-- Opening Marker --
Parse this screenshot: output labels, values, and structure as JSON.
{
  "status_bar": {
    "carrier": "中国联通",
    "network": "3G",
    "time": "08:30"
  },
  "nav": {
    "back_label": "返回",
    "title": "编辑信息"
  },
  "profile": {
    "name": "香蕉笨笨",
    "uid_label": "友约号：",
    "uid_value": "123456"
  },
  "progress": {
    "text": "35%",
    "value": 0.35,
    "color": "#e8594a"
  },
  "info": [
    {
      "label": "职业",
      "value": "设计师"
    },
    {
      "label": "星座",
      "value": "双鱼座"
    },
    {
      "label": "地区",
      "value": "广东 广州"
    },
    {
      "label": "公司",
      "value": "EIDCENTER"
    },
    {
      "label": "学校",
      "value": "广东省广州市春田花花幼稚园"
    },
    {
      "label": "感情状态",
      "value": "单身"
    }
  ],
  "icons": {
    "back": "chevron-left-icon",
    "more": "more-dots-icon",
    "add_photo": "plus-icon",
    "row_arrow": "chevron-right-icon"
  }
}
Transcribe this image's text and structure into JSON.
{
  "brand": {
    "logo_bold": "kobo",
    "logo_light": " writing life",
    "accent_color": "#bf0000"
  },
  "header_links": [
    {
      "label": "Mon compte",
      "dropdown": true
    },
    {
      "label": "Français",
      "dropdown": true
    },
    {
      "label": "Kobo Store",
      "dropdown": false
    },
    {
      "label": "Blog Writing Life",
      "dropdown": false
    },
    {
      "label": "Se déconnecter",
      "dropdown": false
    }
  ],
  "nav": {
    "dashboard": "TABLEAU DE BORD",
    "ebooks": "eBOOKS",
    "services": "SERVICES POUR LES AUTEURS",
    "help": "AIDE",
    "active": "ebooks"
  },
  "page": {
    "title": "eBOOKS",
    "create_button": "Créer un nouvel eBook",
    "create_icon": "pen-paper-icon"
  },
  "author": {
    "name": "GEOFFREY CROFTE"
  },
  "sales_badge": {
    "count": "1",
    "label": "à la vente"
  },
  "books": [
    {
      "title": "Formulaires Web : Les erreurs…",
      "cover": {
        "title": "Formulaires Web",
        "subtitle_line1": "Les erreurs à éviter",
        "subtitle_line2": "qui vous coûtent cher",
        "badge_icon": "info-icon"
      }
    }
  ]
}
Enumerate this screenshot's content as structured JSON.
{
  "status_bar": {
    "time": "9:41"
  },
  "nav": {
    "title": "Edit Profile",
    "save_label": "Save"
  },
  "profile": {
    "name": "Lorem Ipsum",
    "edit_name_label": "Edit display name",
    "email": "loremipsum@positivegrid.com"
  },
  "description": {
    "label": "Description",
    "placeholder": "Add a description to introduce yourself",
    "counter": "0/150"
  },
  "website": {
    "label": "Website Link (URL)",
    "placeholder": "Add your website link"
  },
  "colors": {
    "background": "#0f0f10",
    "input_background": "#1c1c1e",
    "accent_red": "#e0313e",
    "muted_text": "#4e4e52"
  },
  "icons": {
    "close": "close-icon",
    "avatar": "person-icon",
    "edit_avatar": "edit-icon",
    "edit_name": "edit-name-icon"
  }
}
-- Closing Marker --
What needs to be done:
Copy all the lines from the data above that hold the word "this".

Exercise result:
Parse this screenshot: output labels, values, and structure as JSON.
Transcribe this image's text and structure into JSON.
Enumerate this screenshot's content as structured JSON.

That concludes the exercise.